If there's a problem with the album, it's this: while no song on the album could possibly be considered to be bad, per se, the album is totally overlong. I guess it makes sense from one perspective to have thirteen songs after a three-year-plus wait for a sophomore album, but in general if there's one thing preventing Alter Bridge from being musically unique across the spectrum--which they're already a very long way towards achieving--it's the fact that too many of these songs are given over to the same kind of anthemic choruses with exclusively melodic singing and block one-power-chord-per-bar movements. I guess there's not much in general that can be done about this--it is an innovation in modern rock music that was practically invented by Tremonti's old band and has now been done to death by the Nickelbacks of the world--but it's the one last hang-up preventing the band from sounding like it's reached its top potential.
And believe me, the band has BOATLOADS of potential. Alter Bridge are one of the most formidable collections of musicians in mainstream rock music, from a technical standpoint, and have really grown and matured with this release musically. They've successfully stripped away every Creedism that held them back on the debut.
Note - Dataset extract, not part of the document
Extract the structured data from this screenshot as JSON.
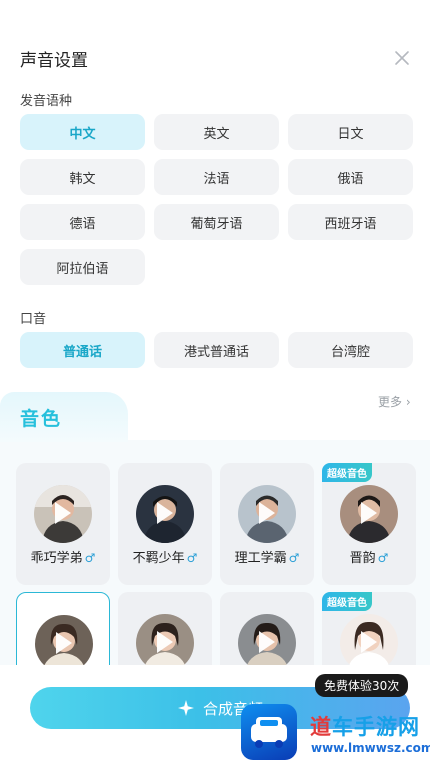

It's very impressive to me to see the band working and toiling to grow and mature into something unique that sheds the past the way they want, but unfortunately, they are not there yet. This album stretches on too long and always throws the same kinds of punches, and no matter how effective they are or how surprising they were to begin with, by song eleven we've already gotten the point. Hopefully the band, which has been allowing the metal influence to creep in a LOT on this album with its constant 6/8 galloping and crunching and surprising lack of typical 4/4 radio-friendliness (there are only two songs on here that really scream "single," which is also a sign of things to come), will scale that back and make room for more variety of mood, especially in their choruses. It's too reminiscient of bands beneath Alter Bridge's potential level to have every chorus be one of these soaring-vocals I-V-vi-IV progression affairs.
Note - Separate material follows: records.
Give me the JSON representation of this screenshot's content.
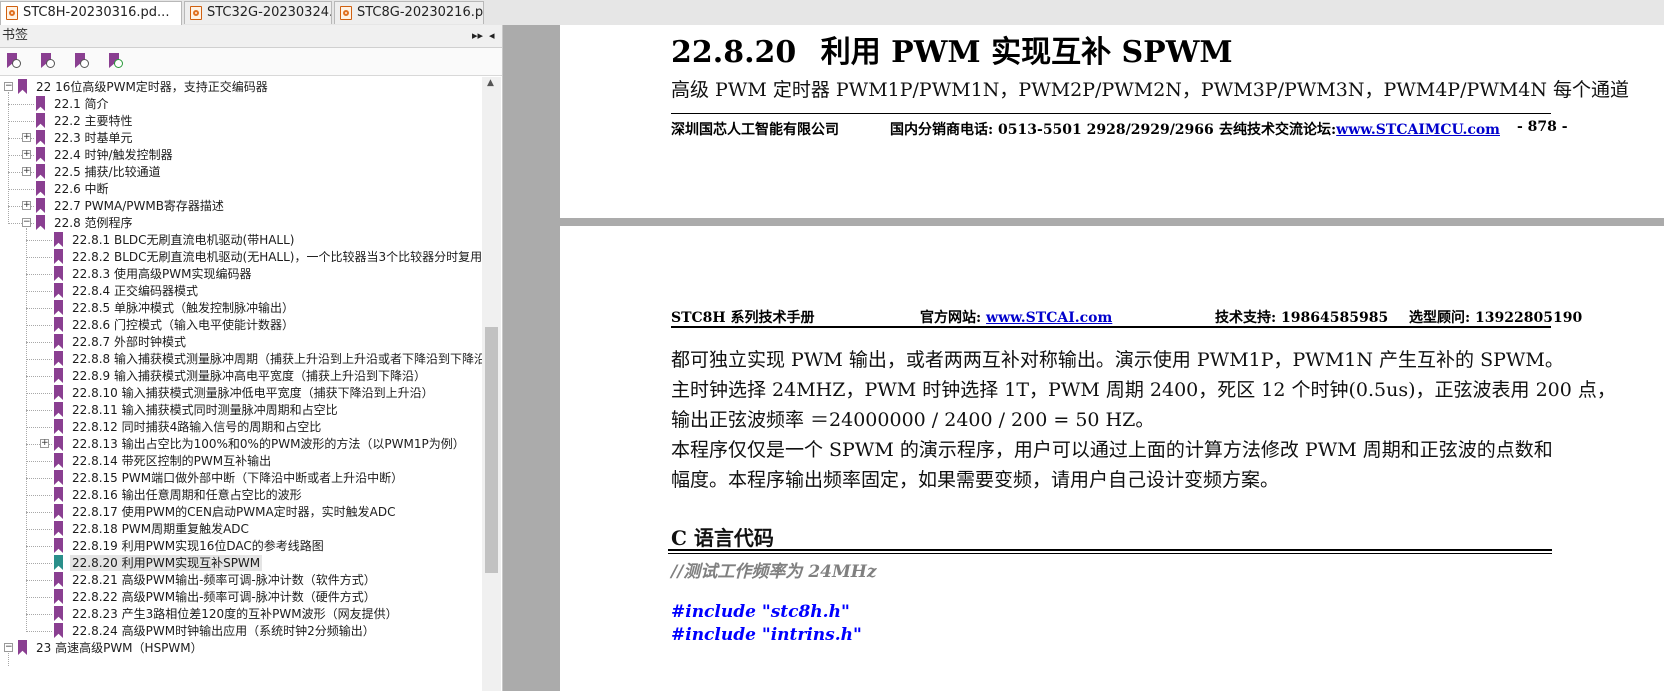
{
  "tabs": [
    {
      "label": "STC8H-20230316.pd..."
    },
    {
      "label": "STC32G-20230324..."
    },
    {
      "label": "STC8G-20230216.p..."
    }
  ],
  "panel": {
    "title": "书签",
    "controls": [
      "▸▸",
      "◂"
    ],
    "toolbar_icons": [
      "bookmark-options-icon",
      "bookmark-expand-icon",
      "bookmark-goto-icon",
      "bookmark-add-icon"
    ]
  },
  "bookmarks": [
    {
      "label": "22 16位高级PWM定时器，支持正交编码器",
      "level": 0,
      "toggle": "−"
    },
    {
      "label": "22.1 简介",
      "level": 1,
      "toggle": ""
    },
    {
      "label": "22.2 主要特性",
      "level": 1,
      "toggle": ""
    },
    {
      "label": "22.3 时基单元",
      "level": 1,
      "toggle": "+"
    },
    {
      "label": "22.4 时钟/触发控制器",
      "level": 1,
      "toggle": "+"
    },
    {
      "label": "22.5 捕获/比较通道",
      "level": 1,
      "toggle": "+"
    },
    {
      "label": "22.6 中断",
      "level": 1,
      "toggle": ""
    },
    {
      "label": "22.7 PWMA/PWMB寄存器描述",
      "level": 1,
      "toggle": "+"
    },
    {
      "label": "22.8 范例程序",
      "level": 1,
      "toggle": "−"
    },
    {
      "label": "22.8.1 BLDC无刷直流电机驱动(带HALL)",
      "level": 2,
      "toggle": ""
    },
    {
      "label": "22.8.2 BLDC无刷直流电机驱动(无HALL)，一个比较器当3个比较器分时复用",
      "level": 2,
      "toggle": ""
    },
    {
      "label": "22.8.3 使用高级PWM实现编码器",
      "level": 2,
      "toggle": ""
    },
    {
      "label": "22.8.4 正交编码器模式",
      "level": 2,
      "toggle": ""
    },
    {
      "label": "22.8.5 单脉冲模式（触发控制脉冲输出）",
      "level": 2,
      "toggle": ""
    },
    {
      "label": "22.8.6 门控模式（输入电平使能计数器）",
      "level": 2,
      "toggle": ""
    },
    {
      "label": "22.8.7 外部时钟模式",
      "level": 2,
      "toggle": ""
    },
    {
      "label": "22.8.8 输入捕获模式测量脉冲周期（捕获上升沿到上升沿或者下降沿到下降沿",
      "level": 2,
      "toggle": ""
    },
    {
      "label": "22.8.9 输入捕获模式测量脉冲高电平宽度（捕获上升沿到下降沿）",
      "level": 2,
      "toggle": ""
    },
    {
      "label": "22.8.10 输入捕获模式测量脉冲低电平宽度（捕获下降沿到上升沿）",
      "level": 2,
      "toggle": ""
    },
    {
      "label": "22.8.11 输入捕获模式同时测量脉冲周期和占空比",
      "level": 2,
      "toggle": ""
    },
    {
      "label": "22.8.12 同时捕获4路输入信号的周期和占空比",
      "level": 2,
      "toggle": ""
    },
    {
      "label": "22.8.13 输出占空比为100%和0%的PWM波形的方法（以PWM1P为例）",
      "level": 2,
      "toggle": "+"
    },
    {
      "label": "22.8.14 带死区控制的PWM互补输出",
      "level": 2,
      "toggle": ""
    },
    {
      "label": "22.8.15 PWM端口做外部中断（下降沿中断或者上升沿中断）",
      "level": 2,
      "toggle": ""
    },
    {
      "label": "22.8.16 输出任意周期和任意占空比的波形",
      "level": 2,
      "toggle": ""
    },
    {
      "label": "22.8.17 使用PWM的CEN启动PWMA定时器，实时触发ADC",
      "level": 2,
      "toggle": ""
    },
    {
      "label": "22.8.18 PWM周期重复触发ADC",
      "level": 2,
      "toggle": ""
    },
    {
      "label": "22.8.19 利用PWM实现16位DAC的参考线路图",
      "level": 2,
      "toggle": ""
    },
    {
      "label": "22.8.20 利用PWM实现互补SPWM",
      "level": 2,
      "toggle": "",
      "selected": true
    },
    {
      "label": "22.8.21 高级PWM输出-频率可调-脉冲计数（软件方式）",
      "level": 2,
      "toggle": ""
    },
    {
      "label": "22.8.22 高级PWM输出-频率可调-脉冲计数（硬件方式）",
      "level": 2,
      "toggle": ""
    },
    {
      "label": "22.8.23 产生3路相位差120度的互补PWM波形（网友提供）",
      "level": 2,
      "toggle": ""
    },
    {
      "label": "22.8.24 高级PWM时钟输出应用（系统时钟2分频输出）",
      "level": 2,
      "toggle": ""
    },
    {
      "label": "23 高速高级PWM（HSPWM）",
      "level": 0,
      "toggle": "−"
    }
  ],
  "page1": {
    "heading_number": "22.8.20",
    "heading_text": "利用 PWM 实现互补 SPWM",
    "intro": "高级 PWM 定时器 PWM1P/PWM1N，PWM2P/PWM2N，PWM3P/PWM3N，PWM4P/PWM4N 每个通道",
    "footer_company": "深圳国芯人工智能有限公司",
    "footer_phone": "国内分销商电话: 0513-5501 2928/2929/2966",
    "footer_forum_label": "去纯技术交流论坛:",
    "footer_forum_url": "www.STCAIMCU.com",
    "footer_page": "- 878 -"
  },
  "page2": {
    "header_manual": "STC8H 系列技术手册",
    "header_site_label": "官方网站: ",
    "header_site_url": "www.STCAI.com",
    "header_support": "技术支持: 19864585985",
    "header_consult": "选型顾问: 13922805190",
    "para_lines": [
      "都可独立实现 PWM 输出，或者两两互补对称输出。演示使用 PWM1P，PWM1N 产生互补的 SPWM。",
      "主时钟选择 24MHZ，PWM 时钟选择 1T，PWM 周期 2400，死区 12 个时钟(0.5us)，正弦波表用 200 点，",
      "输出正弦波频率 ＝24000000 / 2400 / 200 = 50 HZ。",
      "本程序仅仅是一个 SPWM 的演示程序，用户可以通过上面的计算方法修改 PWM 周期和正弦波的点数和",
      "幅度。本程序输出频率固定，如果需要变频，请用户自己设计变频方案。"
    ],
    "code_heading": "C 语言代码",
    "code_comment": "//测试工作频率为 24MHz",
    "code_lines": [
      "#include \"stc8h.h\"",
      "#include \"intrins.h\""
    ]
  },
  "colors": {
    "link": "#0000cc",
    "bookmark": "#8a3f91",
    "bookmark_selected": "#2a8f8a",
    "code_keyword": "#0000ff",
    "code_comment": "#808080"
  }
}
But this album, already so close to perfect, is a massively impressive sign of what's to come should Alter Bridge continue making music. This album comes with my full recommendation--get it.